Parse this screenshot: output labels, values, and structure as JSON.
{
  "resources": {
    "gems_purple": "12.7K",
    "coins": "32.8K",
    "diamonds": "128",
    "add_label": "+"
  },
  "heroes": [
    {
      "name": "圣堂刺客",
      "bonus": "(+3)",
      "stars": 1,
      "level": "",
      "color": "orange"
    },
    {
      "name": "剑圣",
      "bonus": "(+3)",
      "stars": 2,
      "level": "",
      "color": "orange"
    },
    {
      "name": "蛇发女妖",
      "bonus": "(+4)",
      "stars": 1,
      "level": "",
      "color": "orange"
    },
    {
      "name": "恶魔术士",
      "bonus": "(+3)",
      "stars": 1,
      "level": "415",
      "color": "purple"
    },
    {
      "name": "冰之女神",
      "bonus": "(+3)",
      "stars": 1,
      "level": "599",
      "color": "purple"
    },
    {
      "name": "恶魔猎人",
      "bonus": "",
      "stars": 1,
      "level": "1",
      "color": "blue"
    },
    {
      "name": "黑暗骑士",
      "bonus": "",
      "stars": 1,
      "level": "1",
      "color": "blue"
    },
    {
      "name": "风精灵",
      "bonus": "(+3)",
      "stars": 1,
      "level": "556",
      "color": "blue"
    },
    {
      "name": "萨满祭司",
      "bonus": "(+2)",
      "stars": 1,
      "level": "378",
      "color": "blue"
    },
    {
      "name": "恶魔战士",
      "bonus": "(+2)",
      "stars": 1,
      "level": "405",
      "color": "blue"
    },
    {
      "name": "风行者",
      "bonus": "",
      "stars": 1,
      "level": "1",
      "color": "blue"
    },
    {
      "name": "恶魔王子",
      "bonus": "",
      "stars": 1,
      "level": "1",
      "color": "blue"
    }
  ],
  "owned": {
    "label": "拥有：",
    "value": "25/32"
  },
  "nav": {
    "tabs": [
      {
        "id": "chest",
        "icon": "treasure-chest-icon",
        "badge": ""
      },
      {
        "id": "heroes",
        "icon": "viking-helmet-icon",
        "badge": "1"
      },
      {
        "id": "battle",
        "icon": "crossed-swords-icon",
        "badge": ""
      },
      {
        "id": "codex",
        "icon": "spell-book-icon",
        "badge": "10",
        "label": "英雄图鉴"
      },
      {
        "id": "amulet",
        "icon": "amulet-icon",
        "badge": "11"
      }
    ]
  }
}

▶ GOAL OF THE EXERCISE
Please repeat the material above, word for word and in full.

▶ RESULT FOR THIS EXERCISE
Parse this screenshot: output labels, values, and structure as JSON.
{
  "resources": {
    "gems_purple": "12.7K",
    "coins": "32.8K",
    "diamonds": "128",
    "add_label": "+"
  },
  "heroes": [
    {
      "name": "圣堂刺客",
      "bonus": "(+3)",
      "stars": 1,
      "level": "",
      "color": "orange"
    },
    {
      "name": "剑圣",
      "bonus": "(+3)",
      "stars": 2,
      "level": "",
      "color": "orange"
    },
    {
      "name": "蛇发女妖",
      "bonus": "(+4)",
      "stars": 1,
      "level": "",
      "color": "orange"
    },
    {
      "name": "恶魔术士",
      "bonus": "(+3)",
      "stars": 1,
      "level": "415",
      "color": "purple"
    },
    {
      "name": "冰之女神",
      "bonus": "(+3)",
      "stars": 1,
      "level": "599",
      "color": "purple"
    },
    {
      "name": "恶魔猎人",
      "bonus": "",
      "stars": 1,
      "level": "1",
      "color": "blue"
    },
    {
      "name": "黑暗骑士",
      "bonus": "",
      "stars": 1,
      "level": "1",
      "color": "blue"
    },
    {
      "name": "风精灵",
      "bonus": "(+3)",
      "stars": 1,
      "level": "556",
      "color": "blue"
    },
    {
      "name": "萨满祭司",
      "bonus": "(+2)",
      "stars": 1,
      "level": "378",
      "color": "blue"
    },
    {
      "name": "恶魔战士",
      "bonus": "(+2)",
      "stars": 1,
      "level": "405",
      "color": "blue"
    },
    {
      "name": "风行者",
      "bonus": "",
      "stars": 1,
      "level": "1",
      "color": "blue"
    },
    {
      "name": "恶魔王子",
      "bonus": "",
      "stars": 1,
      "level": "1",
      "color": "blue"
    }
  ],
  "owned": {
    "label": "拥有：",
    "value": "25/32"
  },
  "nav": {
    "tabs": [
      {
        "id": "chest",
        "icon": "treasure-chest-icon",
        "badge": ""
      },
      {
        "id": "heroes",
        "icon": "viking-helmet-icon",
        "badge": "1"
      },
      {
        "id": "battle",
        "icon": "crossed-swords-icon",
        "badge": ""
      },
      {
        "id": "codex",
        "icon": "spell-book-icon",
        "badge": "10",
        "label": "英雄图鉴"
      },
      {
        "id": "amulet",
        "icon": "amulet-icon",
        "badge": "11"
      }
    ]
  }
}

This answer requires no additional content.